Danièle: This! [Referring to the Floating Island dessert she has just cooked for the group]. We were making this all the time when I was younger. It’s what you do when you have simple ingredients. I’m a cook, I’m not a chef. Like in the film, when Hortense says “Don’t call me a chef!” She’s not a chef, and I’m not a chef. I never feel like that, and I never wear the white coat of chefs.
You’ve mentioned the hard time the chefs in the President’s Main Kitchen gave you as a woman working in the Elysee. How did you deal with that?
Danièle: Not only me, it was that time in general. Now things have changed, well I’m 71, and 40 years ago that was normal. You know, as women, we may have to stay very modest, but we have to say the [important] thing anyway. Because if we don’t say it, people forget about it.

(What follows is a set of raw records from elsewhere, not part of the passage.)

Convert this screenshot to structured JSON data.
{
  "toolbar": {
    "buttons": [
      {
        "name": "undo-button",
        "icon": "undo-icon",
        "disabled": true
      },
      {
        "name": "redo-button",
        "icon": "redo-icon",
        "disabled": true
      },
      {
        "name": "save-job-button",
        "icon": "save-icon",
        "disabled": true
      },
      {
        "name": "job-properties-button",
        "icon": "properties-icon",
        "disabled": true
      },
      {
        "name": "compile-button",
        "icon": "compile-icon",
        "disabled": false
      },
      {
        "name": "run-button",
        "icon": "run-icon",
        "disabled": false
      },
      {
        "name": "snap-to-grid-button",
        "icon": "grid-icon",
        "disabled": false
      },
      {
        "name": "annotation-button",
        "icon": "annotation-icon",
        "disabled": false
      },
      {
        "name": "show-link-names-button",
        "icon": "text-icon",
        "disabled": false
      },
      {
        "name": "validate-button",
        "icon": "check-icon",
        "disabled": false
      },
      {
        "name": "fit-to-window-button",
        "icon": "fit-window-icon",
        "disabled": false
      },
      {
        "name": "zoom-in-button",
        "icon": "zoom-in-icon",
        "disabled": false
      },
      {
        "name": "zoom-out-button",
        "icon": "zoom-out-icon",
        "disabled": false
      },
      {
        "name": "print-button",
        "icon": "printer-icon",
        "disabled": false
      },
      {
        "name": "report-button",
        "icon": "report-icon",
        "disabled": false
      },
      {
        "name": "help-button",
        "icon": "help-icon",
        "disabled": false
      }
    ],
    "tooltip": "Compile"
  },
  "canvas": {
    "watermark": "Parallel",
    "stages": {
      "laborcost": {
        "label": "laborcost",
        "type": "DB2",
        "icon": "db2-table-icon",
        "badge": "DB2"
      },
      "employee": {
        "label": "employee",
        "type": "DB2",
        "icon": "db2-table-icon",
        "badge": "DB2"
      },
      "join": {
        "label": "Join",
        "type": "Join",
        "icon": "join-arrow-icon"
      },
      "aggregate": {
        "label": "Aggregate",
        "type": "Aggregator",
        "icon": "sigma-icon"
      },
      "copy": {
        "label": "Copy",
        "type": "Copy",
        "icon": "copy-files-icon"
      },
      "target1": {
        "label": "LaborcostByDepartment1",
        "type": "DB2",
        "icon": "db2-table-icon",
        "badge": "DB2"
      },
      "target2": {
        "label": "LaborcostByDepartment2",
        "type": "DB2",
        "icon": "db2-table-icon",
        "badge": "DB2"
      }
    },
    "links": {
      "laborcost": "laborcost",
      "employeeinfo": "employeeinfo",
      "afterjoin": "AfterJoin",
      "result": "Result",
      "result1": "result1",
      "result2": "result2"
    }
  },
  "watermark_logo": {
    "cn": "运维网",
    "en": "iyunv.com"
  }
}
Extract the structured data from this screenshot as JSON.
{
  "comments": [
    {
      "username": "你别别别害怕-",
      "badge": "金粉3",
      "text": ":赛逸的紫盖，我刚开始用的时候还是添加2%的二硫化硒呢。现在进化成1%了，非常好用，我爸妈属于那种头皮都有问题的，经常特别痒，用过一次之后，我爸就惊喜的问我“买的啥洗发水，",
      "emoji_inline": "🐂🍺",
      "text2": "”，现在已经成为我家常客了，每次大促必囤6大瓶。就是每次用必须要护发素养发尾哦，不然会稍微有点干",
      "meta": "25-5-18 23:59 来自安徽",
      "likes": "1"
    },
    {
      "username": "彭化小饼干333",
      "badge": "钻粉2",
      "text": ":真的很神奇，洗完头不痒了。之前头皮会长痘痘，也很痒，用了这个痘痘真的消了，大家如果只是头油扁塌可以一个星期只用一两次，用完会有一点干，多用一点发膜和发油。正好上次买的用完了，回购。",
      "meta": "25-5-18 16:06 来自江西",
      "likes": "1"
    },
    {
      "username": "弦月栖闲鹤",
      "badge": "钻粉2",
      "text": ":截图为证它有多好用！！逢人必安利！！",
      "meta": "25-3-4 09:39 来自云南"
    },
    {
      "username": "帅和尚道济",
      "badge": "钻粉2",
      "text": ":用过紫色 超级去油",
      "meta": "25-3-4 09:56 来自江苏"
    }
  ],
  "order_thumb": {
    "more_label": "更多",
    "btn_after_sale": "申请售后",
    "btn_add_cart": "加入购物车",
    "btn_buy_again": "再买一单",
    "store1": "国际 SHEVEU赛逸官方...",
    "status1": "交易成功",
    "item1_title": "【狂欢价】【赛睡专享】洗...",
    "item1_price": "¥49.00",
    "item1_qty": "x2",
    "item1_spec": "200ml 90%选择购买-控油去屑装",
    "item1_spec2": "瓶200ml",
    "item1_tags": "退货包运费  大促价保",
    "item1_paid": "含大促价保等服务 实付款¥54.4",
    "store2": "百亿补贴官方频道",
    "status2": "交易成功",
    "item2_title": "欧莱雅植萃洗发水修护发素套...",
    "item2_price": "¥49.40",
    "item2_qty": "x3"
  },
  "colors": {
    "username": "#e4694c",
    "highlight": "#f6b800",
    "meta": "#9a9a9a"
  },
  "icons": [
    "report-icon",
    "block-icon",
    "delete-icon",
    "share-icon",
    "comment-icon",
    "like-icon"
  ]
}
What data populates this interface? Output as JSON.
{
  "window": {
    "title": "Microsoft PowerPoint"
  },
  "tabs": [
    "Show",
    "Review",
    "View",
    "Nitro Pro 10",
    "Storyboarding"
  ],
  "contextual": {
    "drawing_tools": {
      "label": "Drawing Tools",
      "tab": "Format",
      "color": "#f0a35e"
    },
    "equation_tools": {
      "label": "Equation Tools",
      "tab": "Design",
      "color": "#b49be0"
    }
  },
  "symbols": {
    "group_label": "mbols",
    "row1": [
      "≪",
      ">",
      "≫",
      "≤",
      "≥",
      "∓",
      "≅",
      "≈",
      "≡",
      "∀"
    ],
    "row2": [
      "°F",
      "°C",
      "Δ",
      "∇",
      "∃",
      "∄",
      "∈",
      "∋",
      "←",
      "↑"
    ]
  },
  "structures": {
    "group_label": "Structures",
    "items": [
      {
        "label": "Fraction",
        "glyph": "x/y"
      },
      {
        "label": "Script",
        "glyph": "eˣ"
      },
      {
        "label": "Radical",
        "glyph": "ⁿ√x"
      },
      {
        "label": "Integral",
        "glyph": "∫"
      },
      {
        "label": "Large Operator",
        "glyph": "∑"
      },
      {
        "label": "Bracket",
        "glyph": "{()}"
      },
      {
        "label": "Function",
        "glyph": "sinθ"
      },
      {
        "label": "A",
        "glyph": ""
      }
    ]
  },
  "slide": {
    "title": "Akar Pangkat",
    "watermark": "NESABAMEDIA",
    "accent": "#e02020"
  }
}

When you cook for yourself now, what do you like to make if you’re just having dinner on a normal night?
Danièle: I cook very simply, and this summer, I’ve been very much into Japanese food. I like rich food like foie gras, and generous food like in the film, but I can’t eat that way all the time of course. Japanese food is so good with its noodles, soups, green tea, and sushi.
Did you travel to Japan recently? Do you travel a lot?
Danièle: Yes, twice recently to promote the film. I travel a lot, (laughing) almost too much.
Living in Antarctica seemed very interesting. What drew you to do that in the first place?
Danièle: It was a moment when I didn’t have any precise thing to do. After leaving the Élysée, I said, What now? I need to make a living, so what’s next? And I found an ad on the Internet to go to Antarctica, and I wanted to go.
What was your favorite part of living there?
Danièle: It was difficult. I didn’t have any favorite part; it’s just that it gave me the time to go inside myself for awhile. [. . .] It was very difficult, and I was glad when it was the end. That was enough. One year was long. It was an adventure.
“Haute Cuisine” opens in theaters this Friday, September 20th.
Brigid Ronan contributed reporting.